Disclaimer: We average four measurements and eliminate any outliers. This image depicts only one.

However, numerous users have expressed concerns about the shoe's durability due to the exposed foam.


Fact check
It isn't just the substantial amount of foam in contact with the ground that's worrisome for us. In an effort to minimize weight, Hoka opted for an exceptionally thin 2.6 mm rubber layer. This is one of the thinnest outsoles we've ever measured in our lab, and it's likely to decrease the shoe's durability.

Solimar is wallet-friendly 


At $125 the Solimar is on the cheaper side if we consider that it’s a Hoka running shoe, which usually has a price that ranges from $140 to $200.

Complete lab-specs overview

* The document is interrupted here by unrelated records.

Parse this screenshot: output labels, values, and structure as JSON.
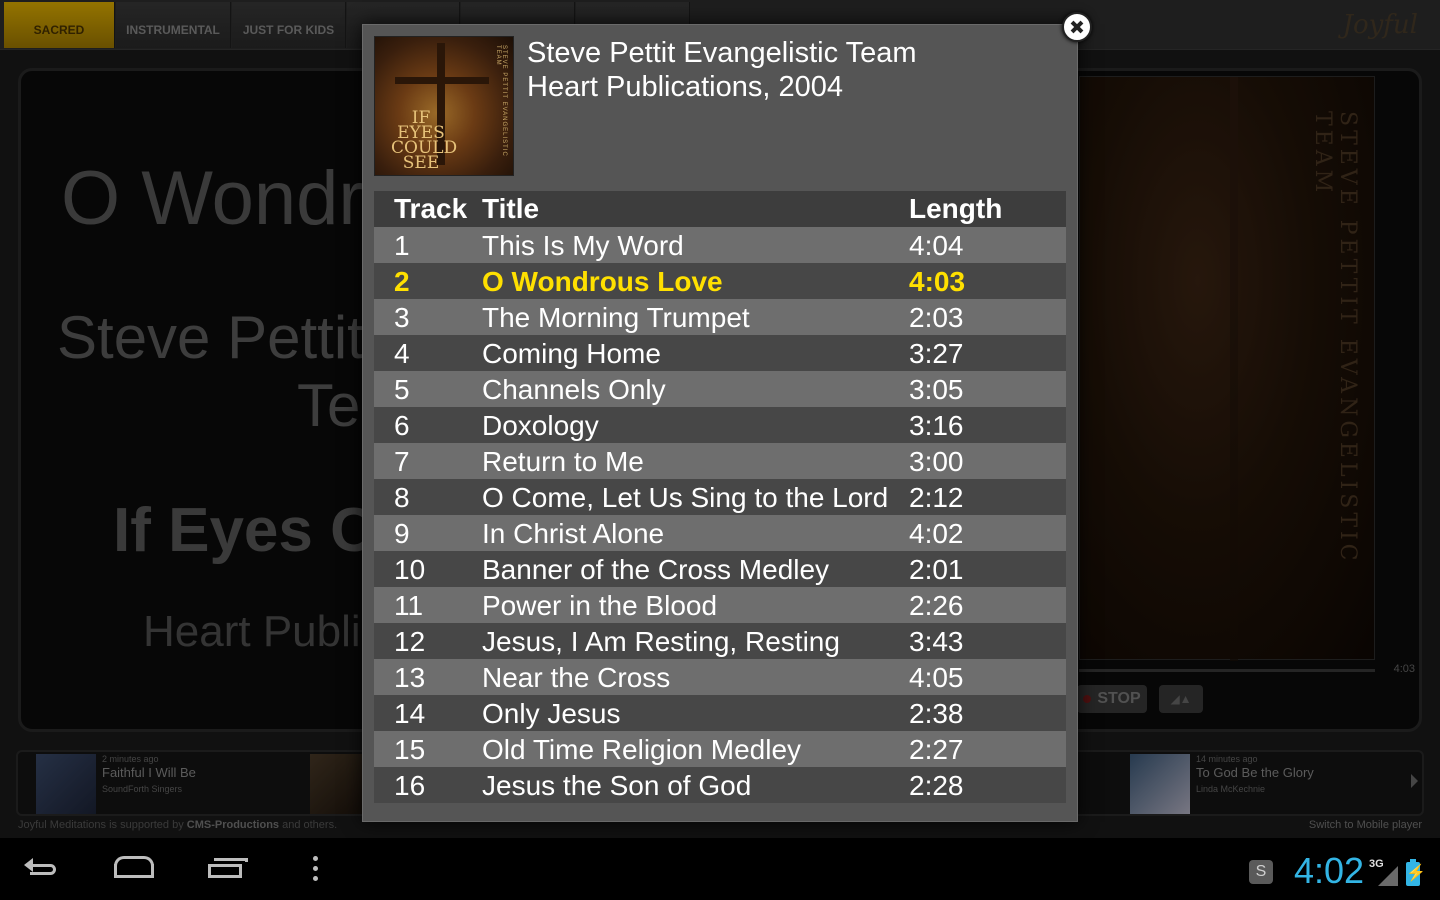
{
  "tabs": [
    {
      "label": "SACRED",
      "active": true
    },
    {
      "label": "INSTRUMENTAL",
      "active": false
    },
    {
      "label": "JUST FOR KIDS",
      "active": false
    },
    {
      "label": "",
      "active": false
    },
    {
      "label": "",
      "active": false
    },
    {
      "label": "",
      "active": false
    }
  ],
  "logo_text": "Joyful",
  "background": {
    "title": "O Wondrous Love",
    "artist_line1": "Steve Pettit Evangelistic",
    "artist_line2": "Team",
    "album": "If Eyes Could See",
    "publisher": "Heart Publications, 2004",
    "art_text": "STEVE PETTIT EVANGELISTIC TEAM",
    "time_total": "4:03",
    "stop_label": "STOP"
  },
  "recent": [
    {
      "ago": "2 minutes ago",
      "title": "Faithful I Will Be",
      "artist": "SoundForth Singers"
    },
    {
      "ago": "14 minutes ago",
      "title": "To God Be the Glory",
      "artist": "Linda McKechnie"
    }
  ],
  "footer": {
    "left_prefix": "Joyful Meditations is supported by ",
    "left_link": "CMS-Productions",
    "left_suffix": " and others.",
    "right": "Switch to Mobile player"
  },
  "dialog": {
    "artist": "Steve Pettit Evangelistic Team",
    "album_info": "Heart Publications, 2004",
    "cover_text": "IF EYES COULD SEE",
    "headers": {
      "track": "Track",
      "title": "Title",
      "length": "Length"
    },
    "current_track": 2,
    "tracks": [
      {
        "num": "1",
        "title": "This Is My Word",
        "length": "4:04"
      },
      {
        "num": "2",
        "title": "O Wondrous Love",
        "length": "4:03"
      },
      {
        "num": "3",
        "title": "The Morning Trumpet",
        "length": "2:03"
      },
      {
        "num": "4",
        "title": "Coming Home",
        "length": "3:27"
      },
      {
        "num": "5",
        "title": "Channels Only",
        "length": "3:05"
      },
      {
        "num": "6",
        "title": "Doxology",
        "length": "3:16"
      },
      {
        "num": "7",
        "title": "Return to Me",
        "length": "3:00"
      },
      {
        "num": "8",
        "title": "O Come, Let Us Sing to the Lord",
        "length": "2:12"
      },
      {
        "num": "9",
        "title": "In Christ Alone",
        "length": "4:02"
      },
      {
        "num": "10",
        "title": "Banner of the Cross Medley",
        "length": "2:01"
      },
      {
        "num": "11",
        "title": "Power in the Blood",
        "length": "2:26"
      },
      {
        "num": "12",
        "title": "Jesus, I Am Resting, Resting",
        "length": "3:43"
      },
      {
        "num": "13",
        "title": "Near the Cross",
        "length": "4:05"
      },
      {
        "num": "14",
        "title": "Only Jesus",
        "length": "2:38"
      },
      {
        "num": "15",
        "title": "Old Time Religion Medley",
        "length": "2:27"
      },
      {
        "num": "16",
        "title": "Jesus the Son of God",
        "length": "2:28"
      }
    ]
  },
  "statusbar": {
    "clock": "4:02",
    "network": "3G",
    "app_icon_letter": "S"
  },
  "colors": {
    "accent_tab": "#e3b200",
    "current_track": "#ffe000",
    "clock": "#33b5e5"
  }
}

  Hoka Solimar Average
Whole shoe
Weight (g) 232* 262
Drop (mm) 6.4 8.6
Overall Internal Length (mm) 256.2 (mens US 8) -
Flexibility of the shoe (N) 20.6 33.2
Flexibility of the shoe (Freezer 20 min) (N) 36.1 45.9
Flexibility of the shoe (% of change) 75.0% 44.8%
Longitudinal flexibility (1-5 scale, 5 being the stiffest) 2 2.9
Torsional flexibility (1-5 scale, 5 being the stiffest) 3 3.1
Thickness - Tongue (mm) 7.5 5.8
Width Upper - Forefoot: Max width (mm) 93.1 97.6
Width Upper - Forefoot: Big toe (mm) 71.0 73.1
Flexibility of the heel counter (1-5 scale, 5 being the stiffest) 2 2.5
Breathability - Smoke test (5 being the most breathable) 4 3.8
Tongue: gusset type - -
Heel: pull tab - -
Width Midsole - Forefoot (mm) 110.2 112.5
Width Midsole - Heel (mm) 89.4 89.7
Stack - Forefoot with insole (mm) 24.0 24.6
Stack - Heel with insole (mm) 30.4 33.2
Durometer Midsole Heel (Room temperature) (HA) 24.6 25.0
Durometer Midsole - Heel (Freezer 20 minutes) 34.8 31.5
Durometer Midsole - Heel (% of change) (TEST) 41.5% 26.7%
Outsole thickness (Heel) (mm) 2.6 3.4
Durometer Outsole Heel (Room temperature) (HC) 82.4 79.8
Insole Heel Thickness (mm) 5.1 4.4
Insole: removable yes -

*Disclaimer: The weight of the Hoka Solimar was originally measured in a men’s US 8 (218g per shoe). To adjust the weight to a US 9, we used our proprietary formula which is based on the weight measurements of over 40 shoe sizes.